From the listing below, return each line that includes "active".

> [Extracted entries]
==*==
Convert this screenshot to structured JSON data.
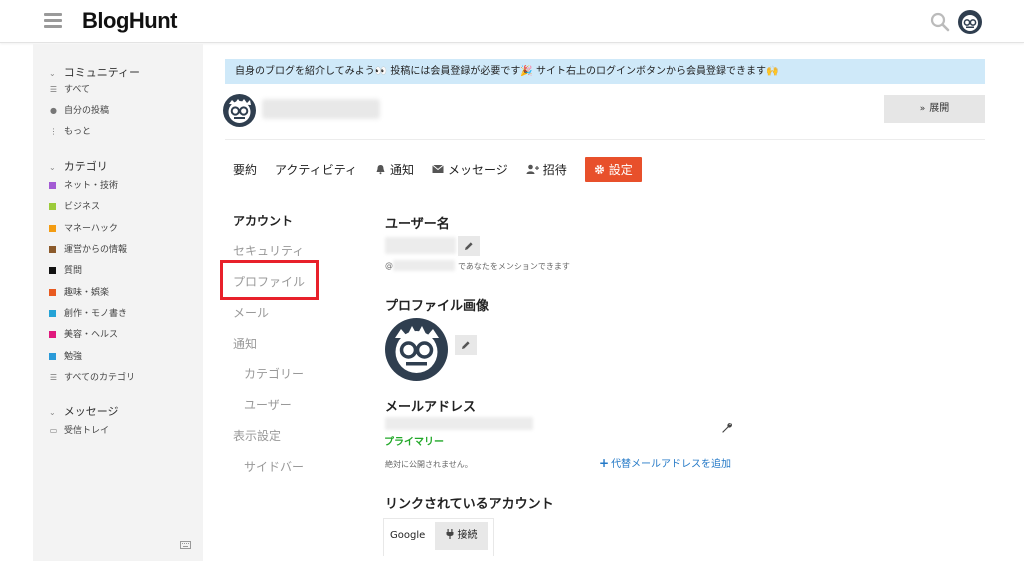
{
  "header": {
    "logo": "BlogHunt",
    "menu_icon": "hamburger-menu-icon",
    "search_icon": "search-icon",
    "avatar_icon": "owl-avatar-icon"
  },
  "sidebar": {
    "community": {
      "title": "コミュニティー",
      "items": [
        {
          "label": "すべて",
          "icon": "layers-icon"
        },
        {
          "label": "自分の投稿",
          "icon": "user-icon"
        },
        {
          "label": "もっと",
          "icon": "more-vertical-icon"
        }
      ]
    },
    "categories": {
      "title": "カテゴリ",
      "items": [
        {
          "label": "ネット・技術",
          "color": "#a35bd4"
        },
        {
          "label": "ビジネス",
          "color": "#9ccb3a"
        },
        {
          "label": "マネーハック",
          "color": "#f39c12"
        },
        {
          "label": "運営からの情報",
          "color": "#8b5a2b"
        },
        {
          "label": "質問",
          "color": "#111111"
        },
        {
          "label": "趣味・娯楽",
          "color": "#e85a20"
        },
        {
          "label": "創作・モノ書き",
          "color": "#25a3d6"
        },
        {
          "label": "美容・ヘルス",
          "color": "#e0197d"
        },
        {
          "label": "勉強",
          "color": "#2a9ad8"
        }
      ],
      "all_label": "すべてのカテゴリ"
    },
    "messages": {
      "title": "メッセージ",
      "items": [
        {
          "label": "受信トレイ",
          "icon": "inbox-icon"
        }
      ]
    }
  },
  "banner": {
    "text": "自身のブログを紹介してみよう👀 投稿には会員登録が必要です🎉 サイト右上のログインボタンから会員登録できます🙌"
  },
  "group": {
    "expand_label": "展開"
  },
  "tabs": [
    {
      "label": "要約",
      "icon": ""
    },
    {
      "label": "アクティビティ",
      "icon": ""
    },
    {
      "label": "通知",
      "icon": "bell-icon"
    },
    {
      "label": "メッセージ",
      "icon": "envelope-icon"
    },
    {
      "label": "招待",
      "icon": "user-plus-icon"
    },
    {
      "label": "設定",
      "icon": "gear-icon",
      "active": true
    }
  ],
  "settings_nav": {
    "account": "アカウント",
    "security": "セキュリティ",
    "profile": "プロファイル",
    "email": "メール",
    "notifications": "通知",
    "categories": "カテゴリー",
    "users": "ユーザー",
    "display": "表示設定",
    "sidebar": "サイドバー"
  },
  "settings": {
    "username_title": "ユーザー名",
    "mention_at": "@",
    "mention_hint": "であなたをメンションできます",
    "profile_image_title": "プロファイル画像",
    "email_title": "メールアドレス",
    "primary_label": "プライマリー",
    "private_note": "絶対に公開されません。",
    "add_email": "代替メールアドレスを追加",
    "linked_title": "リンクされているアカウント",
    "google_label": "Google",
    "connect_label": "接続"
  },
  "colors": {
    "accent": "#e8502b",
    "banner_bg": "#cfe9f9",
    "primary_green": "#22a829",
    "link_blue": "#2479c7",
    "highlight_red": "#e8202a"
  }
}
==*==
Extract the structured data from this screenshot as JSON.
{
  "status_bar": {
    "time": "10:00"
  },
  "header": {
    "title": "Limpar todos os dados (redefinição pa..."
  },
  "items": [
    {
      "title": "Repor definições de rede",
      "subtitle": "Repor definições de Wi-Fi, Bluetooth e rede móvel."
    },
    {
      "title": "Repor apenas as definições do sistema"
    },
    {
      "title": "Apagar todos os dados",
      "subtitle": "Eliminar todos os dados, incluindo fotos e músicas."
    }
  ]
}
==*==
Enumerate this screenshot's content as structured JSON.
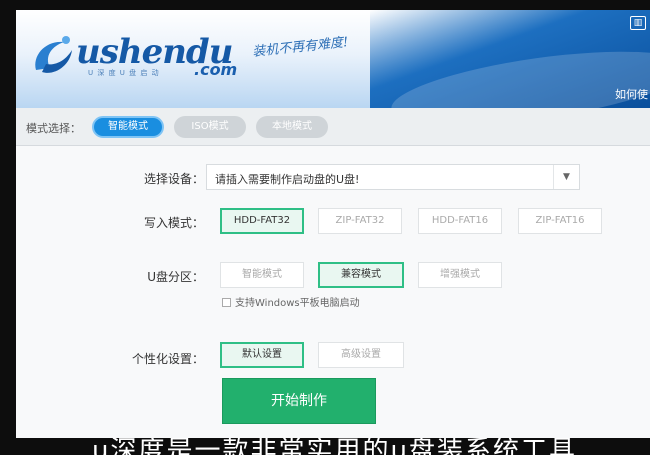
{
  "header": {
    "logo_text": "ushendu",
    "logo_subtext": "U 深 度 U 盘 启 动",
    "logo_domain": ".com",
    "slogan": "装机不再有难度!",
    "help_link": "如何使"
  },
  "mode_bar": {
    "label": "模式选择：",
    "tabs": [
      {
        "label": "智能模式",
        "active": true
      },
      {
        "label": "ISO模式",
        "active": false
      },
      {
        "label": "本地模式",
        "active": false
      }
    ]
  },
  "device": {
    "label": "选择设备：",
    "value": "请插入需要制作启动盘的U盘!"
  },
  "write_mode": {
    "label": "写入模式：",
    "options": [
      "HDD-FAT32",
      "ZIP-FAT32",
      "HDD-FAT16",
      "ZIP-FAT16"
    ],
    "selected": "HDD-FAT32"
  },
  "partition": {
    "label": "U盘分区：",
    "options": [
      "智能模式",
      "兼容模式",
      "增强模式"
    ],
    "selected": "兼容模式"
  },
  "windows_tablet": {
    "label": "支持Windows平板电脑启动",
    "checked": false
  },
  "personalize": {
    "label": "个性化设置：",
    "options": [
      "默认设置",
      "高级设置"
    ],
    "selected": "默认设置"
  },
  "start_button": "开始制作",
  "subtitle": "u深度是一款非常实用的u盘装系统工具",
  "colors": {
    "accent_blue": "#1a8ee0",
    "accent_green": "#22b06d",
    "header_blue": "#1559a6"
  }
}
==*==
> [Reply to the task]
      "active": true
        "active": true
        "active": false
        "active": false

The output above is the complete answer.